The data
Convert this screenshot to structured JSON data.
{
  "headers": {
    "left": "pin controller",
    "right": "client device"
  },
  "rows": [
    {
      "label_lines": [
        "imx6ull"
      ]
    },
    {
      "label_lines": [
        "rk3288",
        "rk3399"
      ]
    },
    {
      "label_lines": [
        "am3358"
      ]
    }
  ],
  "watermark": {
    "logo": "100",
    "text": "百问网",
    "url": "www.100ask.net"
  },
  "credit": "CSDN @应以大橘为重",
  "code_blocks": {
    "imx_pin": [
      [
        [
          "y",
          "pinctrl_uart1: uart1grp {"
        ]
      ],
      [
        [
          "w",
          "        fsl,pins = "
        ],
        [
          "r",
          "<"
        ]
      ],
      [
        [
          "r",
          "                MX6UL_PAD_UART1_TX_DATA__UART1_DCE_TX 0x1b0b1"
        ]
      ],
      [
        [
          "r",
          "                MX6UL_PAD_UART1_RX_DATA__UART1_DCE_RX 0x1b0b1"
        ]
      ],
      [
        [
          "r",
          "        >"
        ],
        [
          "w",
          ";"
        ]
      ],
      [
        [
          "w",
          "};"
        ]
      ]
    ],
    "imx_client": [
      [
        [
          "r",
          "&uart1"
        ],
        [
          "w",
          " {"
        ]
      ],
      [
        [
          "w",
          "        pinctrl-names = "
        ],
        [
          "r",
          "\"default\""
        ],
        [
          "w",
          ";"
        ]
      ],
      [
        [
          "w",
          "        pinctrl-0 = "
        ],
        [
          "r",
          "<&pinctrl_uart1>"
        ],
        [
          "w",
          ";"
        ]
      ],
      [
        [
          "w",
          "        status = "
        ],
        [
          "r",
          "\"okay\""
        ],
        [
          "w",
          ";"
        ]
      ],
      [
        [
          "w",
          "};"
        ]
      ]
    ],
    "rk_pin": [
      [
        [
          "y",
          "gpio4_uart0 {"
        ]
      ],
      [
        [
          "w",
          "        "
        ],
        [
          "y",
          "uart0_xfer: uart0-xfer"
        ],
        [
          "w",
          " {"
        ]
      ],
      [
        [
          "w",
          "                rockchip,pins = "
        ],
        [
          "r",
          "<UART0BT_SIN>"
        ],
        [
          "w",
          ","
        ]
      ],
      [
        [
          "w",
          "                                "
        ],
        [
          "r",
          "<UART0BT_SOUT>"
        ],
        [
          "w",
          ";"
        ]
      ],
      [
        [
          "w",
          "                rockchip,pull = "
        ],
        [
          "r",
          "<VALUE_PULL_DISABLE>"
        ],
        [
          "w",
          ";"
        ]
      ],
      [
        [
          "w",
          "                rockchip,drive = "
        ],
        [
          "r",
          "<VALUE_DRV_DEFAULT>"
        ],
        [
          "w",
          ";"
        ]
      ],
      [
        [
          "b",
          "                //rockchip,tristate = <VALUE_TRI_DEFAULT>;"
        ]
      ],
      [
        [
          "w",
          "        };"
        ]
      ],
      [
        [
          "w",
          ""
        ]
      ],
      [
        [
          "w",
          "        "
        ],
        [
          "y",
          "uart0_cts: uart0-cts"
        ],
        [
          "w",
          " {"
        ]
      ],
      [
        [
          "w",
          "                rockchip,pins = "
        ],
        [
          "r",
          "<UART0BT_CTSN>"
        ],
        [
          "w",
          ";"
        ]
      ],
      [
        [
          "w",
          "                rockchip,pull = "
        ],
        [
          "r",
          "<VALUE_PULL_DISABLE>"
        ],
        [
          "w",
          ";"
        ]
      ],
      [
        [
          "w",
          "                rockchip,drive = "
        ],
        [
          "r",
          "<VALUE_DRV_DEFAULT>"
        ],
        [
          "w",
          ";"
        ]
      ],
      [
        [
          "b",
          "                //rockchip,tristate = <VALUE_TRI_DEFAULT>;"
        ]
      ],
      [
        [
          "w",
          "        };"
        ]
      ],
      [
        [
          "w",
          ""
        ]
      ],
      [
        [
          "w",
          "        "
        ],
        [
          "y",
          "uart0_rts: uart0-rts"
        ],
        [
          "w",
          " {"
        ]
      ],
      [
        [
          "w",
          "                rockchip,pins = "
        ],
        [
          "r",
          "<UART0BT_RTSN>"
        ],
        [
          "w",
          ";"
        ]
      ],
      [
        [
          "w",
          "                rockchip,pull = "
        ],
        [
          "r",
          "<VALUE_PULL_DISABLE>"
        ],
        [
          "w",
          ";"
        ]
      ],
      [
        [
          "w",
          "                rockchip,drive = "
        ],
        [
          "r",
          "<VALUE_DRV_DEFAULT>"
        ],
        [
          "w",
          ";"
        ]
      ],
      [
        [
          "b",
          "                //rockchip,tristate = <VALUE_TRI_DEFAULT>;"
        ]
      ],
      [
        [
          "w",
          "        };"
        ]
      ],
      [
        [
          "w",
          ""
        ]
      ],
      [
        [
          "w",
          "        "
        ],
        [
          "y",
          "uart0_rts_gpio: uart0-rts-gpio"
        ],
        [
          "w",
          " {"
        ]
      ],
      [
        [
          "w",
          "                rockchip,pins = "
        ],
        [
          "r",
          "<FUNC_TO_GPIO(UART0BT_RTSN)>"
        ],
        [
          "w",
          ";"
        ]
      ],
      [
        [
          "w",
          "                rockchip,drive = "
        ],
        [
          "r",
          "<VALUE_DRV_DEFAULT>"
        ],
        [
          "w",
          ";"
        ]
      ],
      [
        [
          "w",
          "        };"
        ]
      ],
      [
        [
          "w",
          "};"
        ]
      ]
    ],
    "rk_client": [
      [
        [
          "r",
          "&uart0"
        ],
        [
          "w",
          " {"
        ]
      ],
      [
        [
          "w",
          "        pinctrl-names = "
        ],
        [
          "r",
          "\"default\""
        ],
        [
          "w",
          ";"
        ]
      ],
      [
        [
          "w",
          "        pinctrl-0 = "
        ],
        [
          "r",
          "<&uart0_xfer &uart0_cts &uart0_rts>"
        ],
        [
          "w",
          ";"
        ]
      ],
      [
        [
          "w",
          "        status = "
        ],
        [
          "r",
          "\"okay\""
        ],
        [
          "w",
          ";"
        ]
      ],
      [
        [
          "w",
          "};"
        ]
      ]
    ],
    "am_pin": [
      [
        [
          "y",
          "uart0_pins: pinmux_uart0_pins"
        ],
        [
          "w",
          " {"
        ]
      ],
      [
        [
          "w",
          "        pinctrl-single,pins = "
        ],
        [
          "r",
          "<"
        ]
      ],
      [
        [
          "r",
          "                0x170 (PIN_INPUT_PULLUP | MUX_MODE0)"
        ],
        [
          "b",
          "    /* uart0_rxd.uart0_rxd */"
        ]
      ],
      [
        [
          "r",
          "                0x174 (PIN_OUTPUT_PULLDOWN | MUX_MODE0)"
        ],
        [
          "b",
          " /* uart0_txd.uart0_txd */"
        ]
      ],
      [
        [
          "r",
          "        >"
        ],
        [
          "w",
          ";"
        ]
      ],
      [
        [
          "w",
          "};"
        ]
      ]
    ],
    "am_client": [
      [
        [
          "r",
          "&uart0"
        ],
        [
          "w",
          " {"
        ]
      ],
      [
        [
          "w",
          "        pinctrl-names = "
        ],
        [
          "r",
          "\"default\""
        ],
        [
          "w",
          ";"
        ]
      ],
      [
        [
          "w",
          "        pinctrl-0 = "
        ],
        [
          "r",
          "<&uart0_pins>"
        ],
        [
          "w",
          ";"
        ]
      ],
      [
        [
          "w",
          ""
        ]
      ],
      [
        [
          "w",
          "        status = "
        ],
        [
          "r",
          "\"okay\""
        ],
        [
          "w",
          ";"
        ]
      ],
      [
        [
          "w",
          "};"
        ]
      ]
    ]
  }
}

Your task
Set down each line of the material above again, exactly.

Answer to this problem
Convert this screenshot to structured JSON data.
{
  "headers": {
    "left": "pin controller",
    "right": "client device"
  },
  "rows": [
    {
      "label_lines": [
        "imx6ull"
      ]
    },
    {
      "label_lines": [
        "rk3288",
        "rk3399"
      ]
    },
    {
      "label_lines": [
        "am3358"
      ]
    }
  ],
  "watermark": {
    "logo": "100",
    "text": "百问网",
    "url": "www.100ask.net"
  },
  "credit": "CSDN @应以大橘为重",
  "code_blocks": {
    "imx_pin": [
      [
        [
          "y",
          "pinctrl_uart1: uart1grp {"
        ]
      ],
      [
        [
          "w",
          "        fsl,pins = "
        ],
        [
          "r",
          "<"
        ]
      ],
      [
        [
          "r",
          "                MX6UL_PAD_UART1_TX_DATA__UART1_DCE_TX 0x1b0b1"
        ]
      ],
      [
        [
          "r",
          "                MX6UL_PAD_UART1_RX_DATA__UART1_DCE_RX 0x1b0b1"
        ]
      ],
      [
        [
          "r",
          "        >"
        ],
        [
          "w",
          ";"
        ]
      ],
      [
        [
          "w",
          "};"
        ]
      ]
    ],
    "imx_client": [
      [
        [
          "r",
          "&uart1"
        ],
        [
          "w",
          " {"
        ]
      ],
      [
        [
          "w",
          "        pinctrl-names = "
        ],
        [
          "r",
          "\"default\""
        ],
        [
          "w",
          ";"
        ]
      ],
      [
        [
          "w",
          "        pinctrl-0 = "
        ],
        [
          "r",
          "<&pinctrl_uart1>"
        ],
        [
          "w",
          ";"
        ]
      ],
      [
        [
          "w",
          "        status = "
        ],
        [
          "r",
          "\"okay\""
        ],
        [
          "w",
          ";"
        ]
      ],
      [
        [
          "w",
          "};"
        ]
      ]
    ],
    "rk_pin": [
      [
        [
          "y",
          "gpio4_uart0 {"
        ]
      ],
      [
        [
          "w",
          "        "
        ],
        [
          "y",
          "uart0_xfer: uart0-xfer"
        ],
        [
          "w",
          " {"
        ]
      ],
      [
        [
          "w",
          "                rockchip,pins = "
        ],
        [
          "r",
          "<UART0BT_SIN>"
        ],
        [
          "w",
          ","
        ]
      ],
      [
        [
          "w",
          "                                "
        ],
        [
          "r",
          "<UART0BT_SOUT>"
        ],
        [
          "w",
          ";"
        ]
      ],
      [
        [
          "w",
          "                rockchip,pull = "
        ],
        [
          "r",
          "<VALUE_PULL_DISABLE>"
        ],
        [
          "w",
          ";"
        ]
      ],
      [
        [
          "w",
          "                rockchip,drive = "
        ],
        [
          "r",
          "<VALUE_DRV_DEFAULT>"
        ],
        [
          "w",
          ";"
        ]
      ],
      [
        [
          "b",
          "                //rockchip,tristate = <VALUE_TRI_DEFAULT>;"
        ]
      ],
      [
        [
          "w",
          "        };"
        ]
      ],
      [
        [
          "w",
          ""
        ]
      ],
      [
        [
          "w",
          "        "
        ],
        [
          "y",
          "uart0_cts: uart0-cts"
        ],
        [
          "w",
          " {"
        ]
      ],
      [
        [
          "w",
          "                rockchip,pins = "
        ],
        [
          "r",
          "<UART0BT_CTSN>"
        ],
        [
          "w",
          ";"
        ]
      ],
      [
        [
          "w",
          "                rockchip,pull = "
        ],
        [
          "r",
          "<VALUE_PULL_DISABLE>"
        ],
        [
          "w",
          ";"
        ]
      ],
      [
        [
          "w",
          "                rockchip,drive = "
        ],
        [
          "r",
          "<VALUE_DRV_DEFAULT>"
        ],
        [
          "w",
          ";"
        ]
      ],
      [
        [
          "b",
          "                //rockchip,tristate = <VALUE_TRI_DEFAULT>;"
        ]
      ],
      [
        [
          "w",
          "        };"
        ]
      ],
      [
        [
          "w",
          ""
        ]
      ],
      [
        [
          "w",
          "        "
        ],
        [
          "y",
          "uart0_rts: uart0-rts"
        ],
        [
          "w",
          " {"
        ]
      ],
      [
        [
          "w",
          "                rockchip,pins = "
        ],
        [
          "r",
          "<UART0BT_RTSN>"
        ],
        [
          "w",
          ";"
        ]
      ],
      [
        [
          "w",
          "                rockchip,pull = "
        ],
        [
          "r",
          "<VALUE_PULL_DISABLE>"
        ],
        [
          "w",
          ";"
        ]
      ],
      [
        [
          "w",
          "                rockchip,drive = "
        ],
        [
          "r",
          "<VALUE_DRV_DEFAULT>"
        ],
        [
          "w",
          ";"
        ]
      ],
      [
        [
          "b",
          "                //rockchip,tristate = <VALUE_TRI_DEFAULT>;"
        ]
      ],
      [
        [
          "w",
          "        };"
        ]
      ],
      [
        [
          "w",
          ""
        ]
      ],
      [
        [
          "w",
          "        "
        ],
        [
          "y",
          "uart0_rts_gpio: uart0-rts-gpio"
        ],
        [
          "w",
          " {"
        ]
      ],
      [
        [
          "w",
          "                rockchip,pins = "
        ],
        [
          "r",
          "<FUNC_TO_GPIO(UART0BT_RTSN)>"
        ],
        [
          "w",
          ";"
        ]
      ],
      [
        [
          "w",
          "                rockchip,drive = "
        ],
        [
          "r",
          "<VALUE_DRV_DEFAULT>"
        ],
        [
          "w",
          ";"
        ]
      ],
      [
        [
          "w",
          "        };"
        ]
      ],
      [
        [
          "w",
          "};"
        ]
      ]
    ],
    "rk_client": [
      [
        [
          "r",
          "&uart0"
        ],
        [
          "w",
          " {"
        ]
      ],
      [
        [
          "w",
          "        pinctrl-names = "
        ],
        [
          "r",
          "\"default\""
        ],
        [
          "w",
          ";"
        ]
      ],
      [
        [
          "w",
          "        pinctrl-0 = "
        ],
        [
          "r",
          "<&uart0_xfer &uart0_cts &uart0_rts>"
        ],
        [
          "w",
          ";"
        ]
      ],
      [
        [
          "w",
          "        status = "
        ],
        [
          "r",
          "\"okay\""
        ],
        [
          "w",
          ";"
        ]
      ],
      [
        [
          "w",
          "};"
        ]
      ]
    ],
    "am_pin": [
      [
        [
          "y",
          "uart0_pins: pinmux_uart0_pins"
        ],
        [
          "w",
          " {"
        ]
      ],
      [
        [
          "w",
          "        pinctrl-single,pins = "
        ],
        [
          "r",
          "<"
        ]
      ],
      [
        [
          "r",
          "                0x170 (PIN_INPUT_PULLUP | MUX_MODE0)"
        ],
        [
          "b",
          "    /* uart0_rxd.uart0_rxd */"
        ]
      ],
      [
        [
          "r",
          "                0x174 (PIN_OUTPUT_PULLDOWN | MUX_MODE0)"
        ],
        [
          "b",
          " /* uart0_txd.uart0_txd */"
        ]
      ],
      [
        [
          "r",
          "        >"
        ],
        [
          "w",
          ";"
        ]
      ],
      [
        [
          "w",
          "};"
        ]
      ]
    ],
    "am_client": [
      [
        [
          "r",
          "&uart0"
        ],
        [
          "w",
          " {"
        ]
      ],
      [
        [
          "w",
          "        pinctrl-names = "
        ],
        [
          "r",
          "\"default\""
        ],
        [
          "w",
          ";"
        ]
      ],
      [
        [
          "w",
          "        pinctrl-0 = "
        ],
        [
          "r",
          "<&uart0_pins>"
        ],
        [
          "w",
          ";"
        ]
      ],
      [
        [
          "w",
          ""
        ]
      ],
      [
        [
          "w",
          "        status = "
        ],
        [
          "r",
          "\"okay\""
        ],
        [
          "w",
          ";"
        ]
      ],
      [
        [
          "w",
          "};"
        ]
      ]
    ]
  }
}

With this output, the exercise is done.